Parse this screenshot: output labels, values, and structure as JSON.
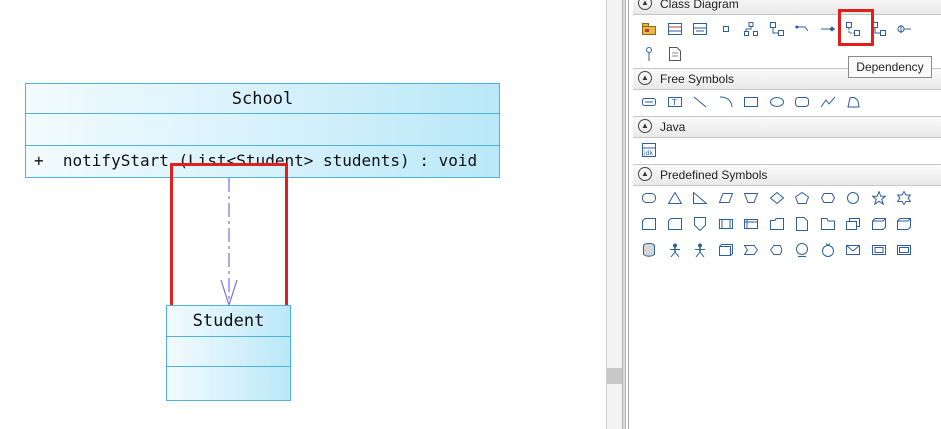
{
  "diagram": {
    "school": {
      "name": "School",
      "operation": "+  notifyStart (List<Student> students) : void"
    },
    "student": {
      "name": "Student"
    },
    "relation": "dependency"
  },
  "palette": {
    "sections": [
      {
        "label": "Class Diagram"
      },
      {
        "label": "Free Symbols"
      },
      {
        "label": "Java"
      },
      {
        "label": "Predefined Symbols"
      }
    ],
    "tooltip": "Dependency",
    "highlight_color": "#e0201d",
    "class_box_color": "#b9e8f8"
  }
}
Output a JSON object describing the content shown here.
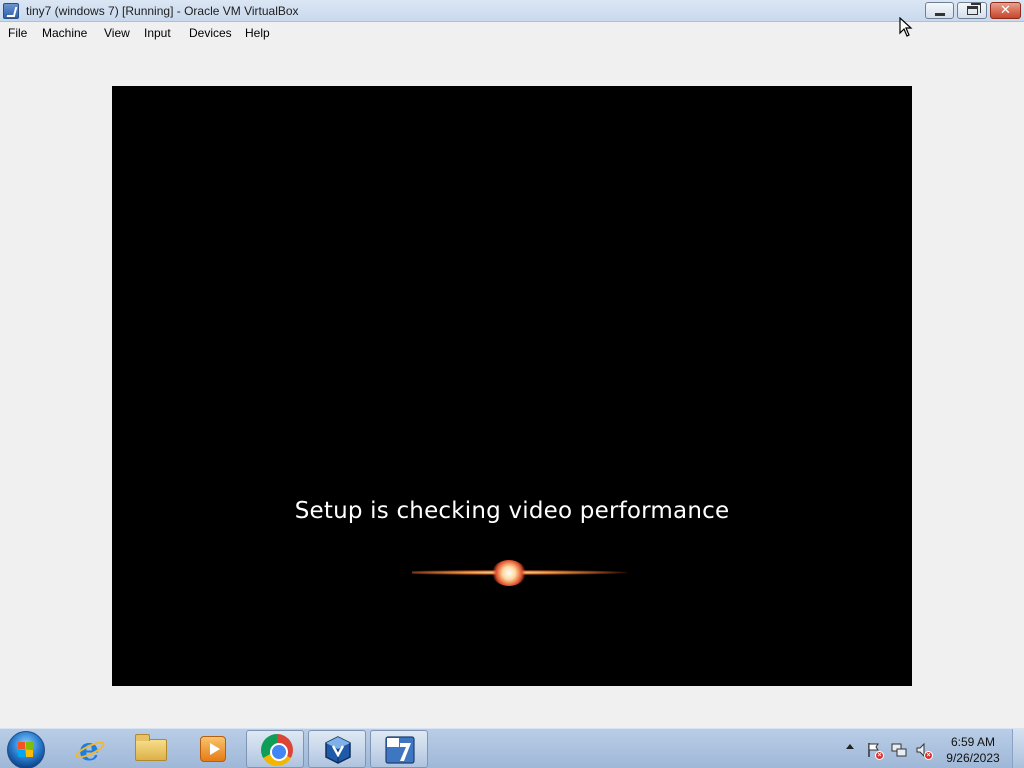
{
  "window": {
    "title": "tiny7 (windows 7) [Running] - Oracle VM VirtualBox",
    "app_icon": "virtualbox-vm-icon",
    "controls": [
      "minimize-icon",
      "restore-icon",
      "close-icon"
    ]
  },
  "menu": {
    "items": [
      {
        "label": "File"
      },
      {
        "label": "Machine"
      },
      {
        "label": "View"
      },
      {
        "label": "Input"
      },
      {
        "label": "Devices"
      },
      {
        "label": "Help"
      }
    ]
  },
  "vm_display": {
    "message": "Setup is checking video performance",
    "background_color": "#000000",
    "text_color": "#ffffff"
  },
  "taskbar": {
    "start_icon": "windows-start-orb-icon",
    "pinned": [
      {
        "icon": "internet-explorer-icon",
        "active": false
      },
      {
        "icon": "file-explorer-icon",
        "active": false
      },
      {
        "icon": "media-player-icon",
        "active": false
      },
      {
        "icon": "chrome-icon",
        "active": true
      },
      {
        "icon": "virtualbox-icon",
        "active": true
      },
      {
        "icon": "virtualbox-vm-icon",
        "active": true
      }
    ],
    "tray": {
      "icons": [
        "show-hidden-icons-icon",
        "action-center-flag-icon",
        "network-icon",
        "volume-muted-icon"
      ],
      "time": "6:59 AM",
      "date": "9/26/2023"
    }
  },
  "colors": {
    "titlebar": "#c9d9ee",
    "taskbar": "#a9c0de",
    "close_button": "#c8452c",
    "window_body": "#f0f0f0"
  }
}
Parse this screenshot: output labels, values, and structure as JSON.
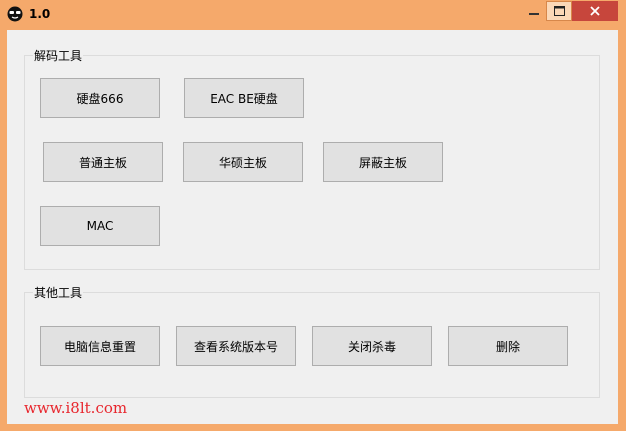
{
  "window": {
    "title": "1.0",
    "icons": {
      "app": "sunglasses-face-icon",
      "minimize": "minimize-icon",
      "maximize": "maximize-icon",
      "close": "close-icon"
    }
  },
  "groups": {
    "decode": {
      "label": "解码工具",
      "buttons": [
        "硬盘666",
        "EAC BE硬盘",
        "普通主板",
        "华硕主板",
        "屏蔽主板",
        "MAC"
      ]
    },
    "other": {
      "label": "其他工具",
      "buttons": [
        "电脑信息重置",
        "查看系统版本号",
        "关闭杀毒",
        "删除"
      ]
    }
  },
  "footer": {
    "url": "www.i8lt.com"
  },
  "colors": {
    "frame": "#f5a96b",
    "close_button": "#c7463c",
    "url_text": "#e8262d",
    "client_bg": "#f0f0f0"
  }
}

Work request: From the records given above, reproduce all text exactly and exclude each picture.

Written response:
Parse this screenshot: output labels, values, and structure as JSON.
{
  "diagram": {
    "school": {
      "name": "School",
      "operation": "+  notifyStart (List<Student> students) : void"
    },
    "student": {
      "name": "Student"
    },
    "relation": "dependency"
  },
  "palette": {
    "sections": [
      {
        "label": "Class Diagram"
      },
      {
        "label": "Free Symbols"
      },
      {
        "label": "Java"
      },
      {
        "label": "Predefined Symbols"
      }
    ],
    "tooltip": "Dependency",
    "highlight_color": "#e0201d",
    "class_box_color": "#b9e8f8"
  }
}
Output a JSON object describing the content shown here.
{
  "window": {
    "title": "tiny7 (windows 7) [Running] - Oracle VM VirtualBox",
    "app_icon": "virtualbox-vm-icon",
    "controls": [
      "minimize-icon",
      "restore-icon",
      "close-icon"
    ]
  },
  "menu": {
    "items": [
      {
        "label": "File"
      },
      {
        "label": "Machine"
      },
      {
        "label": "View"
      },
      {
        "label": "Input"
      },
      {
        "label": "Devices"
      },
      {
        "label": "Help"
      }
    ]
  },
  "vm_display": {
    "message": "Setup is checking video performance",
    "background_color": "#000000",
    "text_color": "#ffffff"
  },
  "taskbar": {
    "start_icon": "windows-start-orb-icon",
    "pinned": [
      {
        "icon": "internet-explorer-icon",
        "active": false
      },
      {
        "icon": "file-explorer-icon",
        "active": false
      },
      {
        "icon": "media-player-icon",
        "active": false
      },
      {
        "icon": "chrome-icon",
        "active": true
      },
      {
        "icon": "virtualbox-icon",
        "active": true
      },
      {
        "icon": "virtualbox-vm-icon",
        "active": true
      }
    ],
    "tray": {
      "icons": [
        "show-hidden-icons-icon",
        "action-center-flag-icon",
        "network-icon",
        "volume-muted-icon"
      ],
      "time": "6:59 AM",
      "date": "9/26/2023"
    }
  },
  "colors": {
    "titlebar": "#c9d9ee",
    "taskbar": "#a9c0de",
    "close_button": "#c8452c",
    "window_body": "#f0f0f0"
  }
}
Parse this screenshot: output labels, values, and structure as JSON.
{
  "window": {
    "title": "1.0",
    "icons": {
      "app": "sunglasses-face-icon",
      "minimize": "minimize-icon",
      "maximize": "maximize-icon",
      "close": "close-icon"
    }
  },
  "groups": {
    "decode": {
      "label": "解码工具",
      "buttons": [
        "硬盘666",
        "EAC BE硬盘",
        "普通主板",
        "华硕主板",
        "屏蔽主板",
        "MAC"
      ]
    },
    "other": {
      "label": "其他工具",
      "buttons": [
        "电脑信息重置",
        "查看系统版本号",
        "关闭杀毒",
        "删除"
      ]
    }
  },
  "footer": {
    "url": "www.i8lt.com"
  },
  "colors": {
    "frame": "#f5a96b",
    "close_button": "#c7463c",
    "url_text": "#e8262d",
    "client_bg": "#f0f0f0"
  }
}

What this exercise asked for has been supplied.